#### ASSIGNED TASK
Search the listing below for the string "comments" and copy every line where it occurs.

------ EXERCISE INPUT

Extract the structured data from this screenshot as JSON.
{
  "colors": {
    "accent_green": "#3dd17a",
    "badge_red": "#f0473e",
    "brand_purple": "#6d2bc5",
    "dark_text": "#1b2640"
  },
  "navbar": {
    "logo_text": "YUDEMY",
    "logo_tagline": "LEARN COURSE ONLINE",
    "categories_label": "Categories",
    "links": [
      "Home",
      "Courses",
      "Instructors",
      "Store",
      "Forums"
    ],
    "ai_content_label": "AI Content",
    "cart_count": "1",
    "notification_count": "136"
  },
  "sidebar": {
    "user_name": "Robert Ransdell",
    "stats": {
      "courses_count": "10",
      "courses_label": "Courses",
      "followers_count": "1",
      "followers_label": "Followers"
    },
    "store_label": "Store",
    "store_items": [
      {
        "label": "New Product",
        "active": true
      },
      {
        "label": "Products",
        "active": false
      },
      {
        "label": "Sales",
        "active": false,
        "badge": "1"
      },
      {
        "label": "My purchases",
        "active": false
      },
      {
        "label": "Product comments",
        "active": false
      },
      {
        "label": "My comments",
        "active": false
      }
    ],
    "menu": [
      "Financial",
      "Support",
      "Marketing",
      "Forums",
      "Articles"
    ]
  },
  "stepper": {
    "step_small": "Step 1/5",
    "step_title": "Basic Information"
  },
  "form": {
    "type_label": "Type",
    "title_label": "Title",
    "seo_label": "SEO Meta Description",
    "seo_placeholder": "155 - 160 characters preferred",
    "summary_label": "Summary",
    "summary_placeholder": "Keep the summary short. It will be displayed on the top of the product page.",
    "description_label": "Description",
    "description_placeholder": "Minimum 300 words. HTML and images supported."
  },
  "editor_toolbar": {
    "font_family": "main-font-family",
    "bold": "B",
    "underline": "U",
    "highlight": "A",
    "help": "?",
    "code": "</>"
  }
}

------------

#### EXERCISE OUTPUT
        "label": "Product comments",
        "label": "My comments",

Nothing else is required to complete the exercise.